The award-winning author of more than forty published books including plays, poems, essays, autobiographies, and novels, Madeline L'Engle is one of America's most popular writers of books for young adults. L'Engle's literate stories are ageless, weaving family life, values, science, history, and theology into complex, often suspenseful plots with life-affirming messages.
L'Engle's popularity mushroomed after winning the Newbery Medal in 1963 for A Wrinkle in Time, the first in her time-fantasy trilogy (including A Wind in the Door and A Swiftly Tilting Planet). L'Engle said winning the Newbery was especially rewarding because the book had been rejected by almost every publisher in New York because of its difficulty level and uncertainty about the audience.
L'Engle's books do offer young adults a reading challenge. She writes for intelligent readers, using carefully chosen vocabulary and literary allusions throughout her stories. She blends references to mythology and carefully researched details of history, science, architecture, and philosophy into her tales. The reader must accept references to the principles of physics, cellular biology, and extrasensory communication in the time-fantasy series. L'Engle tackles such concepts as human communication with dolphins, the future impacting the past, and regeneration in other novels.

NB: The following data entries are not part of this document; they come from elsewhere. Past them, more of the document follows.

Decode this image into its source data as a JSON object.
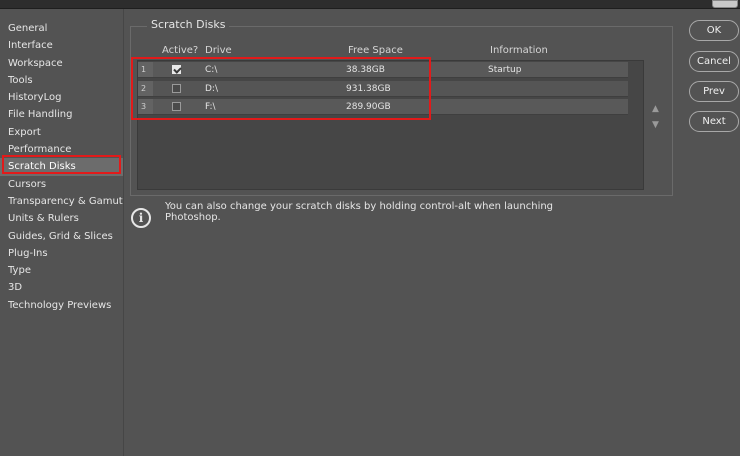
{
  "sidebar": {
    "items": [
      {
        "label": "General"
      },
      {
        "label": "Interface"
      },
      {
        "label": "Workspace"
      },
      {
        "label": "Tools"
      },
      {
        "label": "HistoryLog"
      },
      {
        "label": "File Handling"
      },
      {
        "label": "Export"
      },
      {
        "label": "Performance"
      },
      {
        "label": "Scratch Disks",
        "selected": true
      },
      {
        "label": "Cursors"
      },
      {
        "label": "Transparency & Gamut"
      },
      {
        "label": "Units & Rulers"
      },
      {
        "label": "Guides, Grid & Slices"
      },
      {
        "label": "Plug-Ins"
      },
      {
        "label": "Type"
      },
      {
        "label": "3D"
      },
      {
        "label": "Technology Previews"
      }
    ]
  },
  "scratch": {
    "group_title": "Scratch Disks",
    "columns": {
      "active": "Active?",
      "drive": "Drive",
      "free": "Free Space",
      "info": "Information"
    },
    "rows": [
      {
        "index": "1",
        "active": true,
        "drive": "C:\\",
        "free": "38.38GB",
        "info": "Startup"
      },
      {
        "index": "2",
        "active": false,
        "drive": "D:\\",
        "free": "931.38GB",
        "info": ""
      },
      {
        "index": "3",
        "active": false,
        "drive": "F:\\",
        "free": "289.90GB",
        "info": ""
      }
    ],
    "info_text": "You can also change your scratch disks by holding control-alt when launching Photoshop."
  },
  "buttons": {
    "ok": "OK",
    "cancel": "Cancel",
    "prev": "Prev",
    "next": "Next"
  },
  "icons": {
    "move_up": "triangle-up",
    "move_down": "triangle-down",
    "info": "info-circle"
  },
  "colors": {
    "highlight": "#e21a1a",
    "background": "#535353"
  }
}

Young adults rise to L'Engle's literary challenges because she creates recurring families and characters...